2. Eating anti-inflammatory, nutrient-dense, easy-to-digest whole foods.

3. Modifying lifestyle habits to include proper hydration, gentle exercise, relaxation, rest and quality sleep.

4. Optional: Taking supportive supplements, like a high-quality probiotic.

 

 

Sources:

1  Yano JM, Yu K, Donaldson GP, Shastri GG, Ann P, Ma L, Nagler CR, Ismagilov RF, Mazmanian SK, Hsiao EY. Indigenous bacteria from the gut microbiota regulate host serotonin biosynthesis. Cell. 2015 Apr 9;161(2):264-76.

Environ. Sci. Technol. 2020, 54, 5, 2575–2584. January 22, 2020.

Chemical and Engineering News. Vol. 98. Issue 7. Feb. 12, 2020.

Endocrine.org. Endocrine Disrupting Chemicals. Jan. 24, 2022.

LiveScience.com. Oct. 19, 2018.

6, 7  Pahwa R, Goyal A, Jialal I. Chronic Inflammation. [Updated 2022 Jun 19]. In: StatPearls [Internet]. Treasure Island (FL): StatPearls Publishing; 2022 Jan.

Swiss Interest Group Histamine Intolerance. 11/17/21.

Asthma and Allergy Foundation of America.

10, 11 AAFA Community Services. Understanding Oral Allergy Syndrome. 6/17/19.

12  World Health Organization. Mycotoxins. 9 May 2018.

13   Marina V. Copetti, Beatriz T. Iamanaka, John I. Pitt, Marta H. Taniwaki, Fungi and mycotoxins in cocoa: From farm to chocolate.International Journal of Food Microbiology. May, 2014, Volume 178, pp 13-20.

14 Shichao Yu, Gaoqun Zhang, Li Hua Jin. A high-sugar diet affects cellular and humoral immune responses in Drosophila. Experimental Cell Research. 15 July 2018. Volume 368, Issue 2, pp. 215-224,

15  Lovallo, William R. PhD; Whitsett, Thomas L. MD; al’Absi, Mustafa PhD; Sung, Bong Hee PhD; Vincent, Andrea S. PhD; Wilson, Michael F. MD. Caffeine Stimulation of Cortisol Secretion Across the Waking Hours in Relation to Caffeine Intake Levels. Psychosomatic Medicine: September 2005. Vol. 67, Issue 5, pp. 734-739.

16  MayoClinic.org. Digetion. Dec. 31, 2019.

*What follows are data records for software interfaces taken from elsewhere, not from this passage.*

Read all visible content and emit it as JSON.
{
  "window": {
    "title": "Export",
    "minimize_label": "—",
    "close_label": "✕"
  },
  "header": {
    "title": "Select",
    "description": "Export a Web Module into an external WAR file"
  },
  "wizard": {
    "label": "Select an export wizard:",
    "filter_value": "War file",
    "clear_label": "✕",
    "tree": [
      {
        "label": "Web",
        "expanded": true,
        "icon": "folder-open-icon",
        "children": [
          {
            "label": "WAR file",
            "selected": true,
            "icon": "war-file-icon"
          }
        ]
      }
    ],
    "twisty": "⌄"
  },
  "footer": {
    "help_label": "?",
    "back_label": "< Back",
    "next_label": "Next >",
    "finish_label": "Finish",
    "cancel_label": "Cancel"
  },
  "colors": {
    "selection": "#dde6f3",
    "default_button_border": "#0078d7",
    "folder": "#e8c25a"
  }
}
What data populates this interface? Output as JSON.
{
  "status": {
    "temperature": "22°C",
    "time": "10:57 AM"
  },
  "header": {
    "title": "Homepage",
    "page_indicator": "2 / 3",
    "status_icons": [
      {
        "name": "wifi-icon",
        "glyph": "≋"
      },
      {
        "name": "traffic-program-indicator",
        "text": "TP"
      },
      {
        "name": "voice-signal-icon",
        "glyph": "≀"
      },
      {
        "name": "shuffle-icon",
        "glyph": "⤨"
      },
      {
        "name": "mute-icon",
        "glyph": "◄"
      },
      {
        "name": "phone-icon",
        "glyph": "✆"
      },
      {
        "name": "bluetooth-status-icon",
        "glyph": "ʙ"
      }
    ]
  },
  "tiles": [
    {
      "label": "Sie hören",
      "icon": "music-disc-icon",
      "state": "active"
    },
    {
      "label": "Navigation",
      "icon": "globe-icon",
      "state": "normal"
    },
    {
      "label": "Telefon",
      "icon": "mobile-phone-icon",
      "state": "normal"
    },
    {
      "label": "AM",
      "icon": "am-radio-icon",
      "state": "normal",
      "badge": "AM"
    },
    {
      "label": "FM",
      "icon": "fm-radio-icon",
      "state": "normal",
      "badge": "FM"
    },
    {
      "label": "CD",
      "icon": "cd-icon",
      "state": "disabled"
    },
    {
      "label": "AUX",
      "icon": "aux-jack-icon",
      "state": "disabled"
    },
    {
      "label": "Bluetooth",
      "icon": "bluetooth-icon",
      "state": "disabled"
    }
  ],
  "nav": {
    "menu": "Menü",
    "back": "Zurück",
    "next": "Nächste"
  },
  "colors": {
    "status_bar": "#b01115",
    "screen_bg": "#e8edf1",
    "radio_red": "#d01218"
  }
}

17  Science Daily. BPA Risk Factor for Inflammatory Bowel Disease. July 5, 2018.

18  Steenland K, Zhao L, Winquist A, Parks C. Ulcerative colitis and perfluorooctanoic acid (PFOA) in a highly exposed population of community residents and workers in the mid-Ohio valley. Environ Health Perspect. 2013 Aug;121(8):900-5.